With five films to look back on now, this one doesn’t even feel like part of the same series as the others. It doesn’t feel like Cruise is playing the same character, it doesn’t feel like the IMF has the same mandate, and it doesn’t feel like the writers even tried to con the audience (in a good way), because they had so little respect for them and their abilities to follow that sort of narrative. (This may have been in response to criticism at the time that the first movie was too complex for its own good and difficult to follow… which it wasn’t.) M:I-2 is the entry you can safely skip in a franchise re-watch marathon, and be no worse off for doing so. On the bright side, the series could only go up from here!

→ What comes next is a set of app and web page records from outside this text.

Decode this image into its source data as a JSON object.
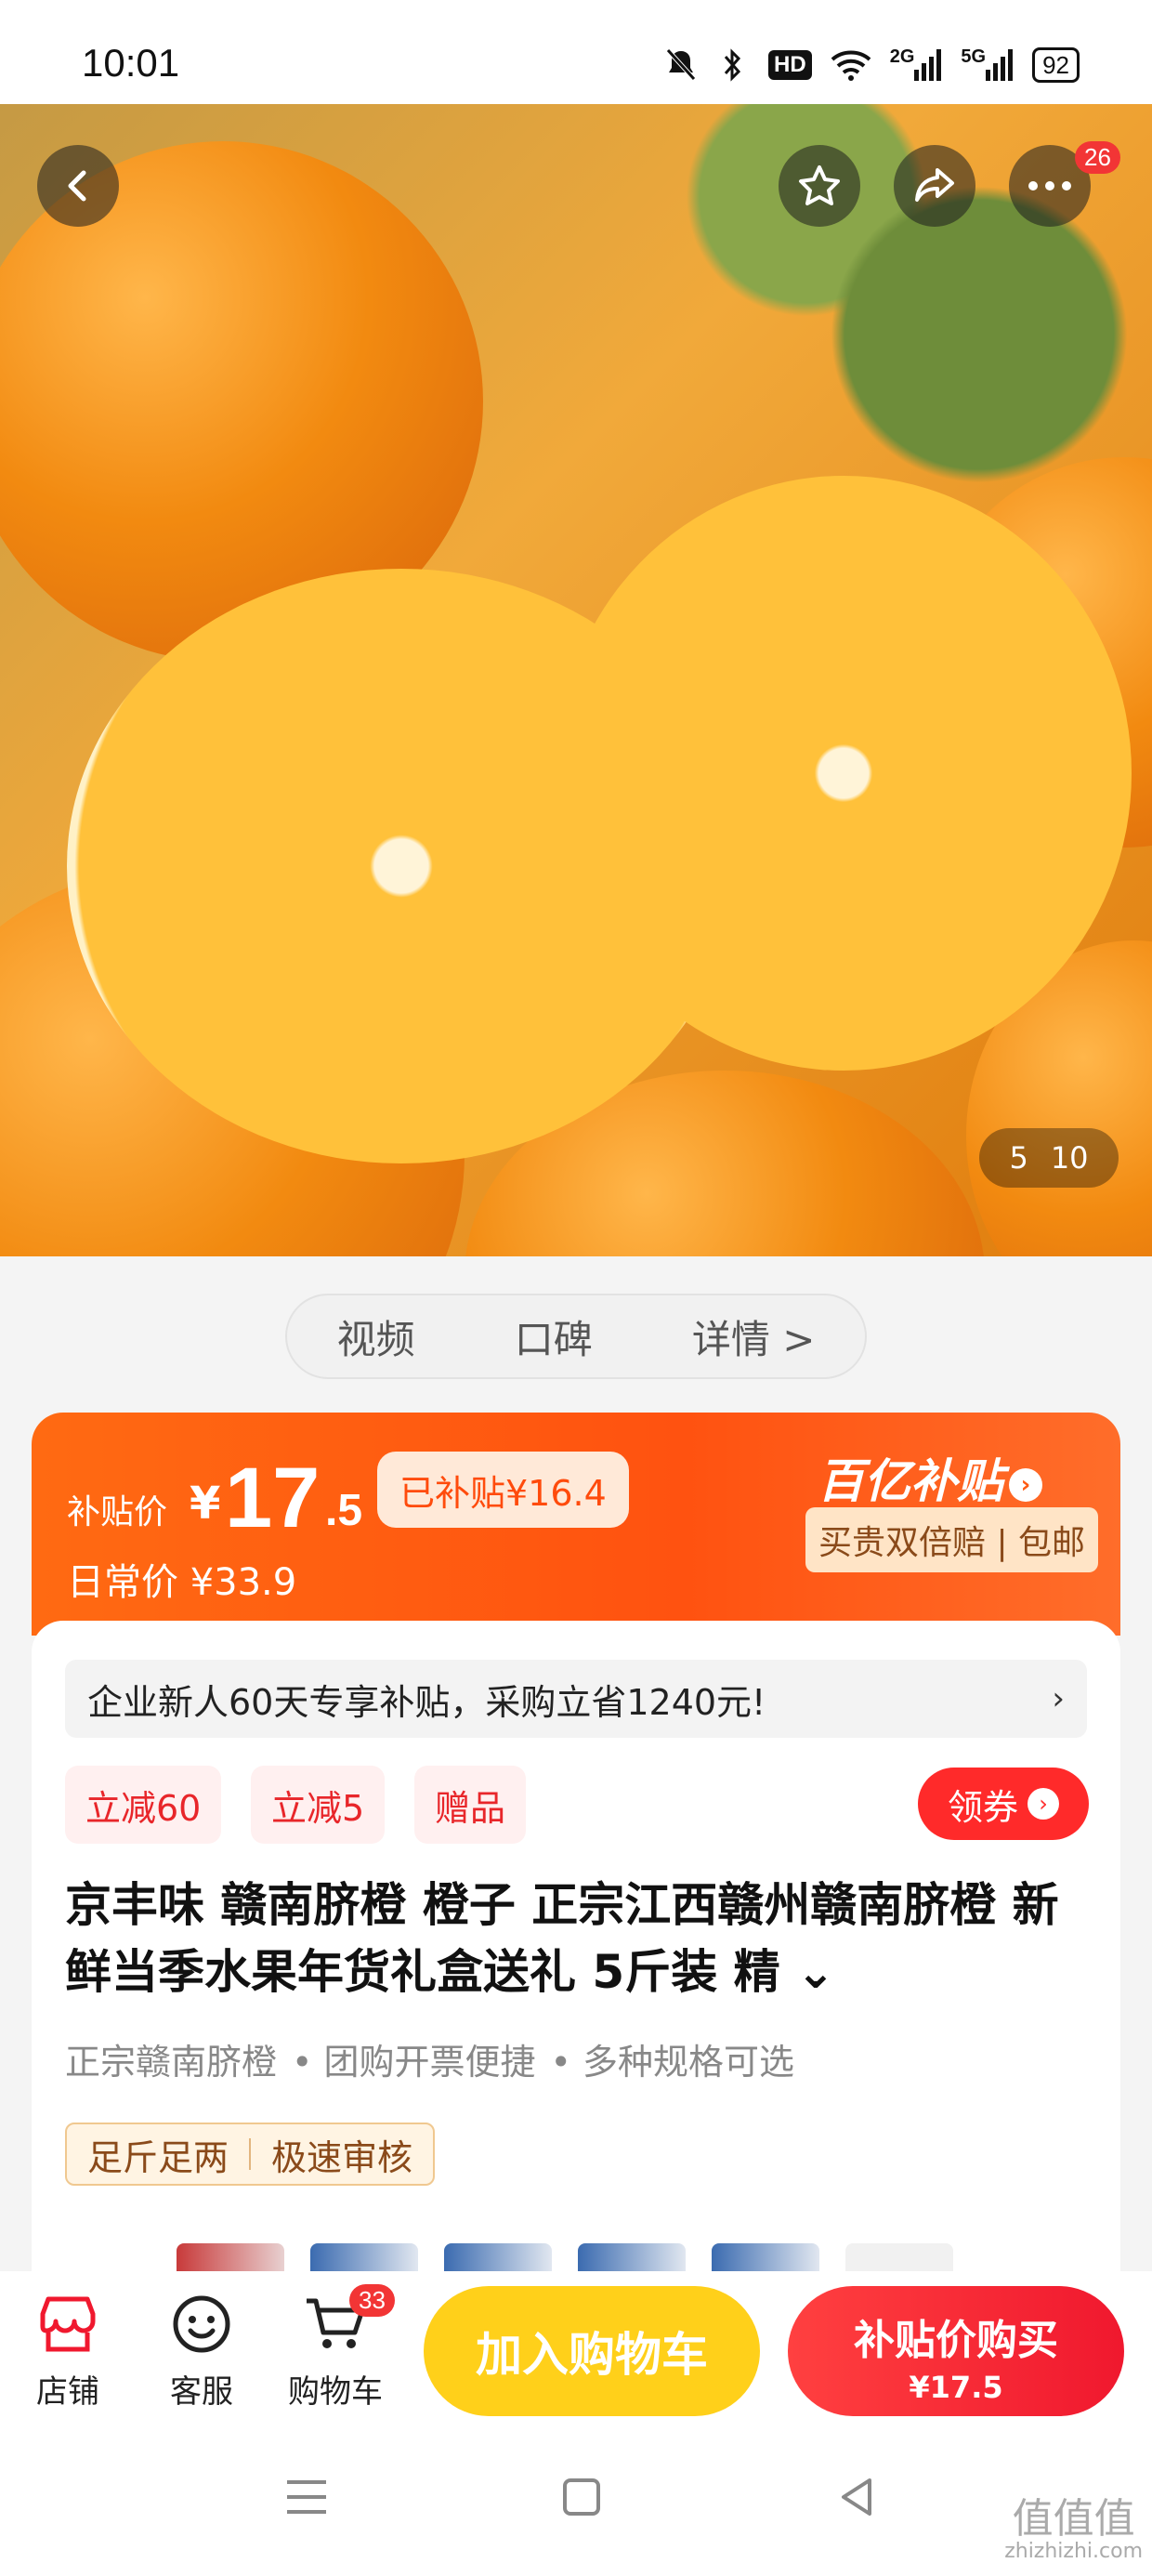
{
  "status_bar": {
    "time": "10:01",
    "icons": [
      "mute-icon",
      "bluetooth-icon",
      "hd-icon",
      "wifi-icon",
      "signal-2g-icon",
      "signal-5g-icon"
    ],
    "hd_label": "HD",
    "signal_2g": "2G",
    "signal_5g": "5G",
    "battery": "92"
  },
  "hero": {
    "more_badge": "26",
    "image_index": "5",
    "image_total": "10"
  },
  "tabs": [
    "视频",
    "口碑",
    "详情 >"
  ],
  "price": {
    "label": "补贴价",
    "currency": "¥",
    "integer": "17",
    "decimal": ".5",
    "subsidy": "已补贴¥16.4",
    "regular": "日常价 ¥33.9",
    "brand": "百亿补贴",
    "guarantee": "买贵双倍赔 | 包邮"
  },
  "promo": {
    "text": "企业新人60天专享补贴，采购立省1240元!",
    "arrow": "›"
  },
  "coupons": [
    "立减60",
    "立减5",
    "赠品"
  ],
  "claim": {
    "label": "领券",
    "arrow": "›"
  },
  "product": {
    "title": "京丰味 赣南脐橙 橙子 正宗江西赣州赣南脐橙 新鲜当季水果年货礼盒送礼 5斤装 精",
    "expand": "⌄",
    "features": [
      "正宗赣南脐橙",
      "• 团购开票便捷",
      "• 多种规格可选"
    ],
    "service_tags": [
      "足斤足两",
      "极速审核"
    ]
  },
  "action_bar": {
    "store": "店铺",
    "service": "客服",
    "cart": "购物车",
    "cart_badge": "33",
    "add_cart": "加入购物车",
    "buy_label": "补贴价购买",
    "buy_price": "¥17.5"
  },
  "watermark": {
    "logo": "值值值",
    "url": "zhizhizhi.com"
  },
  "colors": {
    "accent_orange": "#ff5a12",
    "accent_red": "#f0182e",
    "yellow": "#ffd01a"
  }
}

The DVD and Blu-ray offer a few interesting features, including an alternate title sequence that’s slightly cooler than the one that they went with (but still not cool like the one in the first film or Rogue Nation). “Mission: Improbable” asks you to answer a simple trivia question about the movie in order to see the classic 2000 MTV Movie Awards bit where Ben Stiller plays Cruise’s stunt double “Tom Crooze.” This sketch is the best thing on the disc, and John Woo is the best part of the sketch, humorously summoning Stiller as, “Other Tom!” There’s a music video for Metallica’s “I Disappear,” the first (and superior) song to play over the end credits. The song doesn’t sound remotely “Mission: Impossible,” but the video picks up the slack with Lars Ulrich getting chased by a biplane, James Hetfield outrunning a huge blast in a muscle car, and other spy-like situations. (It sort of reminds me of Duran Duran’s shabby spy integration in their “A View to a Kill” video, which I love.) Ironically, the video shows more self-restraint in its use of slow motion than the movie does! Finally, there’s a commentary with Woo, worth listening to for that revelation about not needing to tie in with the first movie or series.
|"You and me both, buddy."|
TV Moments: The fake virus con on McCloy (Gleeson), lots of mask business
Dangling: Straight copy of the first film, breaking into Biocyte, as well as some one-armed cliff-dangling at the beginning
Rogue Agents: The main villain, Sean Ambrose, who has his own IMF-style team
Rogue Ethan: Nope. For once, Hunt is a Company Man!
Fashion Alert: Ethan’s hairstyle, deplorably late 90s long and meticulously coiffed, seemingly for the sole purpose of volume when his head turns in slow motion... and his sunglasses, then the epitome of cool… for about six months.
Buy M:I-2 on Blu-ray on Amazon
Read my review of Mission: Impossible (1996) here.
Read my review of Mission: Impossible: The Sixth TV Season here.
Read my review of Mission: Impossible: The Fourth TV Season here.
Read my review of Mission: Impossible: The Third TV Season here.
Read my review of Mission: Impossible: The Second TV Season here.
Read my review of Mission: Impossible: The First TV Season here.